**His work in the Academy of Sciences and Arts**

### Academicians Mihailo Petrović, Bogdan Gavrilović and Milutin Milanković (Faculty of Mathematics, University of Belgrade)

As has already been stated, Mihailo Petrović Alas became a correspondent member of the Serbian Royal Academy in 1897 and a full member in 1899. The ceremonial reception was given in 1900, the same year when Jovan Cvijić became a full member of the Serbian Royal Academy. Academician Petrović engaged very actively in Academy’s work. He was a secretary of the Department of Natural Sciences as well as a member of the Executive Board of the Academy. He wrote reviews of mathematical papers published in Glas Academije (Academy Gazette) and presented new candidatess for membership in the Academy. In Glas Srpske kraljevske akademije (Serbian Royal Academy Gazette) he published some sixty papers, thus significantly raising the reputation of the Academy. In accordance with the tradition we still pursue and honor today, and which has been assumed from the tradition of the French Academy, works by authors outside the Academy were referred to by Academy members. In these activities, Mihailo Petrović was very active, particularly due to the fact that his students published a great number of their most important papers precisely in Glas Srpske kraljevske akademije. He promoted an entire series of academicians, for example Bogdan Gavrilović in 1900, Milutin Milanković, Anton Bilinović and Jovan Karamata.

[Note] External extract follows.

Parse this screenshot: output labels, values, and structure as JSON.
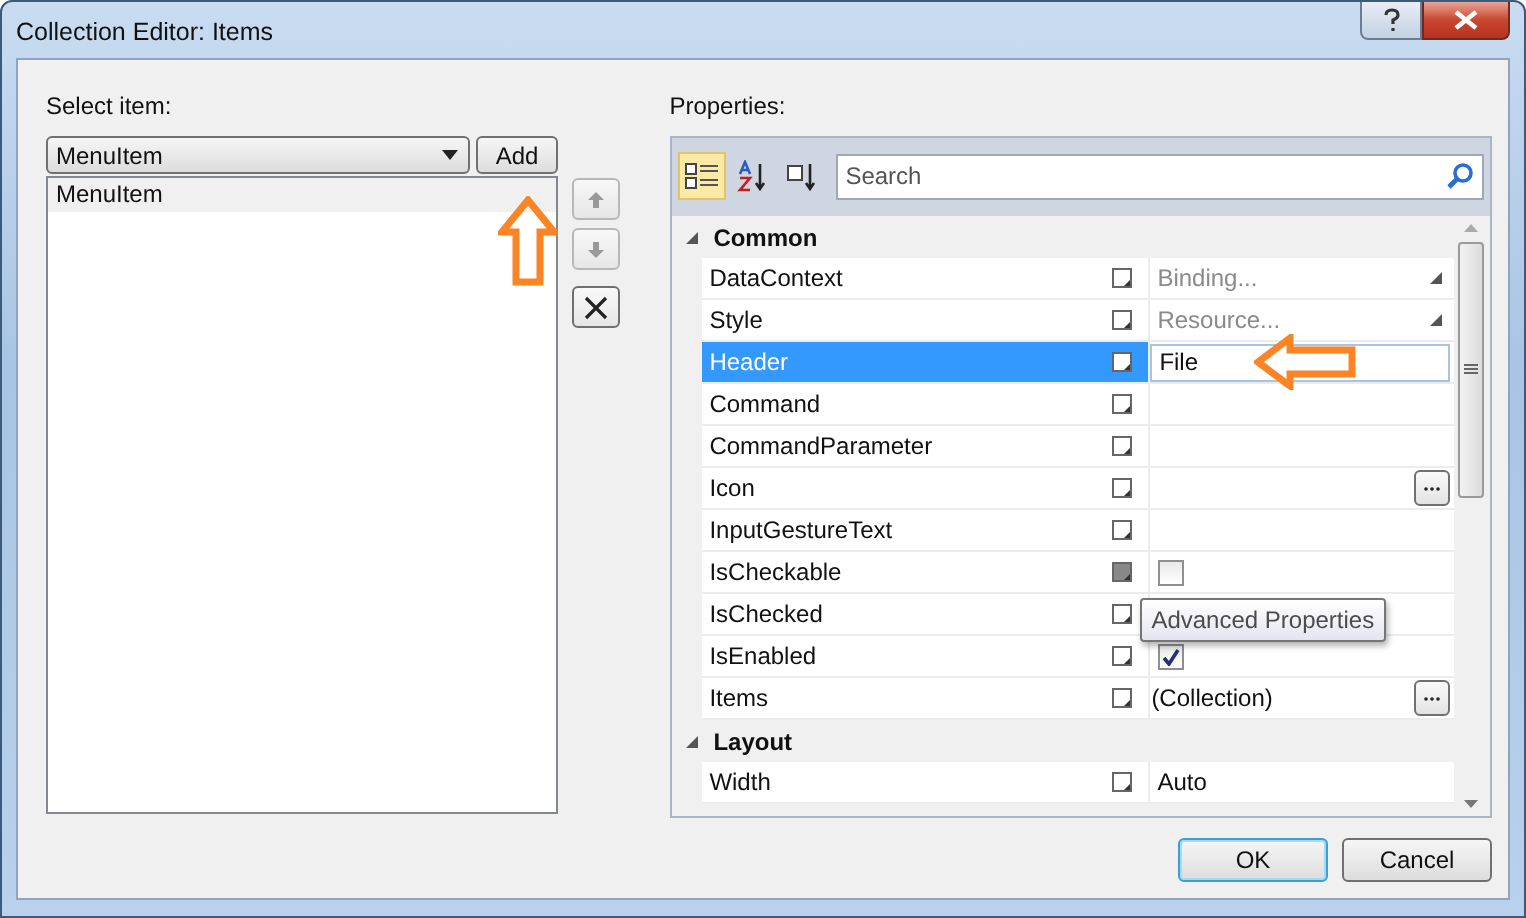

Jovan Cvijić, Mihailo Petrović and Bogdan Gavrilović invited in 1909 Milutin Milanković to transfer from Vienna to the University of Belgrade, which he accepted. They proposed Milanković for correspondent member of the Academy in 1920 and for full member in 1925. When Jovan Cvijić died in 1927, Petrović was the most serious candidate for the president of the Serbian Royal Academy, however Slobodan Jovanović was eventually elected.

### The Academy building, constructed in 1924, designed by Dragutin Đorđević and Andre Stevanović in the style of academic realism, with elements of art nouveau (author: Dragan Aćimović, 2018)

Jovan Karamata was promoted to an Academy member in 1939. To his teacher, Mihailo Petrović, he provided great assistance in systematizing academic publications. It is owing to him and to the great desire of Mihailo Petrović to catalogue his papers and his legacy that today we have a comparitive wealth of data about his life and work.